The common pond snail Lymnaea stagnalis sacrifices 40-60% of its extracellular fluid (ECF) including solutes to the surrounding environment to fully retract into its shell. Our objectives were to determine recovery time following such ECF loss and characterize mechanisms involved in recovering Na+, the primary cationic osmolyte in this snail. Pallial fluid was initially collected post-stimulation and again after a second stimulation on sub-groups of those snails 2 h to 10 weeks after initial sampling. Samples were analyzed for pH, osmotic pressure, and individual solute concentrations. Lost volume was recovered within 8 h with no significant changes in pH or total CO2. Significant decreases in osmotic pressure, [Na+] (43% loss), and [Cl-] recovered in 48 h as a result of enhanced uptake from the water. Copper and total extracellular proteins took 5 weeks to recover. Measurements of Na+ transport kinetics completed before and immediately after fluid loss revealed a near threefold increase in both affinity and capacity of the Na+ uptake system. Sodium uptake was independent of ambient Cl- and HCO3- in both control and fluid-depleted snails. Amiloride significantly reduced recovery-phase Na + uptake rates but did not influence baseline Na+ flux. Recovery uptake was significantly reduced by amiloride, ethylisopropylamiloride, bafilomycin and ethoxzolamide indicating dependency upon Na+/H + exchange, H+ pump activity and H+ from carbonic anhydrase-catalyzed CO2 hydration. Thus enhanced uptake during recovery is likely via electrogenic Na+/H+ exchange and/or possibly a cation channel.

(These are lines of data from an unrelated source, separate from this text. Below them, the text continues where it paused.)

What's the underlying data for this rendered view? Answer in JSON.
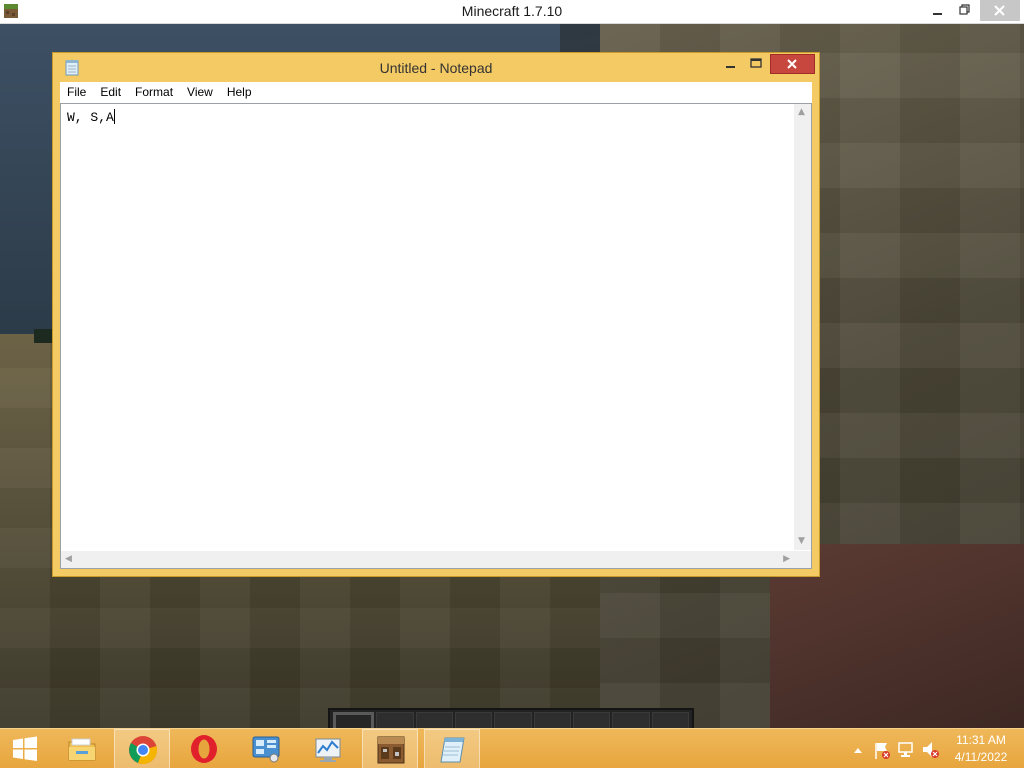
{
  "minecraft": {
    "window_title": "Minecraft 1.7.10",
    "icon": "minecraft-grass-block-icon",
    "hotbar": {
      "slots": 9,
      "selected_slot": 1
    }
  },
  "notepad": {
    "window_title": "Untitled - Notepad",
    "icon": "notepad-icon",
    "menu": [
      "File",
      "Edit",
      "Format",
      "View",
      "Help"
    ],
    "content": "W, S,A"
  },
  "taskbar": {
    "start_icon": "windows-start-icon",
    "pinned": [
      {
        "name": "file-explorer-icon",
        "active": false
      },
      {
        "name": "chrome-icon",
        "active": true
      },
      {
        "name": "opera-icon",
        "active": false
      },
      {
        "name": "control-panel-icon",
        "active": false
      },
      {
        "name": "resource-monitor-icon",
        "active": false
      },
      {
        "name": "minecraft-crafting-table-icon",
        "active": true
      },
      {
        "name": "notepad-icon",
        "active": true
      }
    ],
    "tray_icons": [
      "show-hidden-icons-chevron",
      "action-center-flag-icon",
      "network-icon",
      "volume-muted-icon"
    ],
    "clock": {
      "time": "11:31 AM",
      "date": "4/11/2022"
    }
  },
  "colors": {
    "taskbar": "#e7a53d",
    "notepad_frame": "#f3ca63",
    "close_button": "#c7463d"
  }
}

- Active transport
- Ion transport
- Pallial fluid chemistry
- Sodium uptake kinetics
ASJC Scopus subject areas
- Agricultural and Biological Sciences(all)

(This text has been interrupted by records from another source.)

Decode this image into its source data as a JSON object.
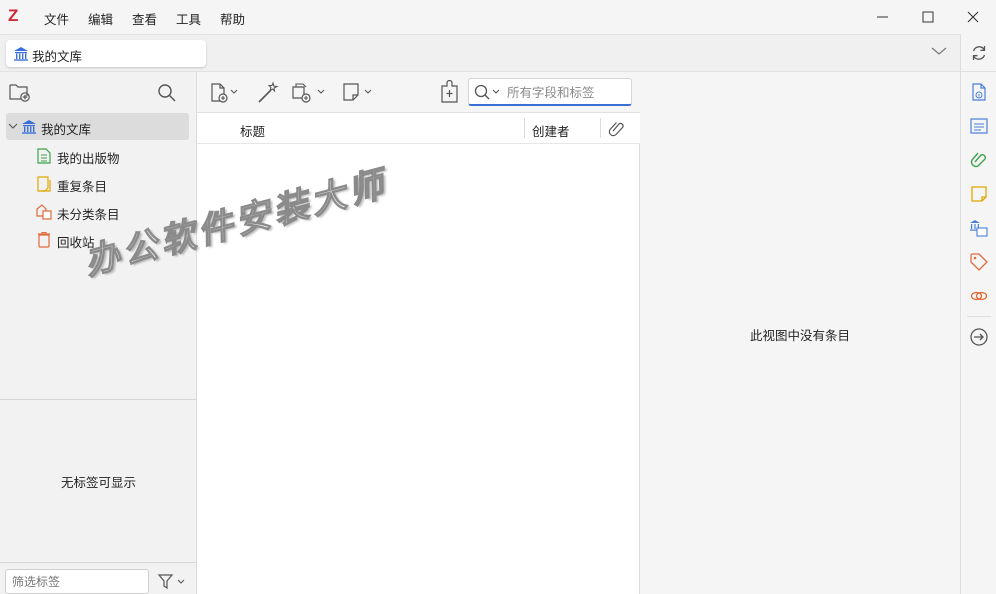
{
  "app": {
    "logo_letter": "Z",
    "brand_color": "#cc2936"
  },
  "menubar": {
    "items": [
      "文件",
      "编辑",
      "查看",
      "工具",
      "帮助"
    ]
  },
  "window_controls": {
    "minimize": "—",
    "maximize": "☐",
    "close": "✕"
  },
  "tabs": {
    "library_tab": "我的文库"
  },
  "collections": {
    "root": "我的文库",
    "items": [
      {
        "label": "我的出版物",
        "icon": "publications-icon",
        "color": "#3fa34d"
      },
      {
        "label": "重复条目",
        "icon": "duplicates-icon",
        "color": "#e0a800"
      },
      {
        "label": "未分类条目",
        "icon": "unfiled-icon",
        "color": "#e06a3a"
      },
      {
        "label": "回收站",
        "icon": "trash-icon",
        "color": "#e06a3a"
      }
    ]
  },
  "tag_selector": {
    "empty_text": "无标签可显示",
    "filter_placeholder": "筛选标签"
  },
  "search": {
    "placeholder": "所有字段和标签"
  },
  "items_table": {
    "columns": [
      "标题",
      "创建者"
    ],
    "attachment_column_icon": "paperclip-icon"
  },
  "item_pane": {
    "empty_text": "此视图中没有条目"
  },
  "watermark": {
    "text": "办公软件安装大师"
  },
  "colors": {
    "accent": "#3a6fd8"
  }
}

- Agricultural and Biological Sciences (miscellaneous)